Still, Lynn warned that the daunting challenge of safeguarding more than 15,000 military networks serving more than 7 million computers and mobile devices scattered across dozens of countries. Coupled with the relative ease by which would-be cyber terrorists can devise and initiate an attack, the threat means the government needs a complete overhaul in the way it thinks about, builds and implements security technology and systems going forward, he said.
“A dozen determined computer programmers can, if they find a vulnerability to exploit, threaten the United States’ global logistics network, steal its operational plans, blind its intelligence capabilities or hinder its ability to deliver weapons on target,” he wrote.
Lynn’s admonishment sounds eerily similar to the cyber security challenges outlined in June by Gen. Keith Alexander, the Defense Department’s new cyber security czar during his first public appearance after taking on the newly created federal appointment.
“Today our nation’s interests are in jeopardy,” Alexander said in an address at the Center for Strategic and International Studies, a Washington think tank.
Cyber terrorists targeting government, enterprise targets
Alexander added that the 15,000 networks the Defense Department maintains are probed by unauthorized users roughly 250,000 times an hour, or 6 million times each day.
The ingenuity and creativity of cyber terrorists, whether operating as independents or representing nation states or terrorist organizations, has already been felt by some of America’s largest and most technologically savvy companies including Google (NASDAQ: GOOG), Adobe Systems (NASDAQ: ADBE) and Intel (NASDAQ: INTC).
In January, top executives at America’s three largest oil companies, ExxonMobil (NYSE: XOM), ConocoPhillips (NYSE: COP) and Marathon Oil (NYSE: MRO), were targeted by sophisticated malware campaigns that managed to extract key information including proprietary data related to the location of new oil reservoirs as well as detailed information about U.S. oil reserves and production capacity.
The need to revise and, perhaps most important, quickly plan and implement appropriate security technology and protocols has been central to the Obama administration’s mandated overhaul of the nation’s IT systems and networks.

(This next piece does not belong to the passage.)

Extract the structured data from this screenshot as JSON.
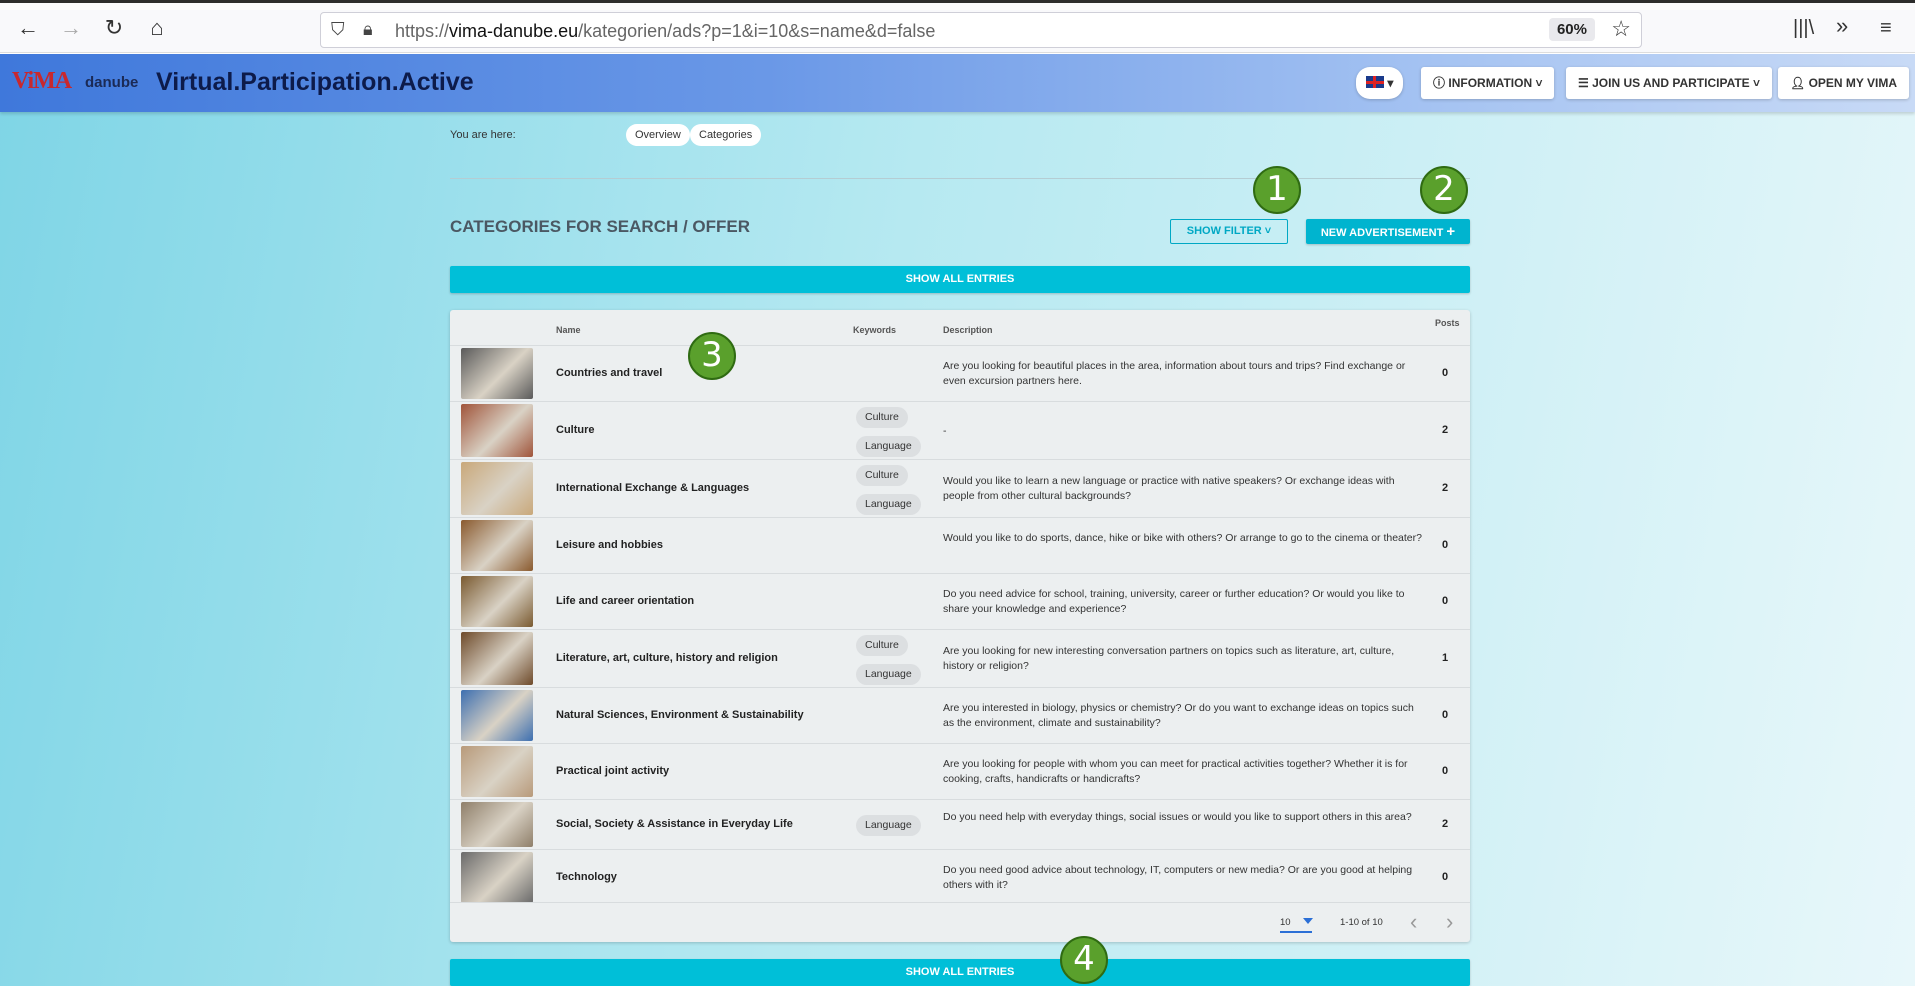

In October, the RAND Corporation released a study titled “Cyberdeterrence and Cyberwar” in which it concluded the U.S. and other nations dependent on externally accessible computer networks — particularly those used for electric power, telephone service and military command and control — are “danger of falling victim to a coordinated attack.”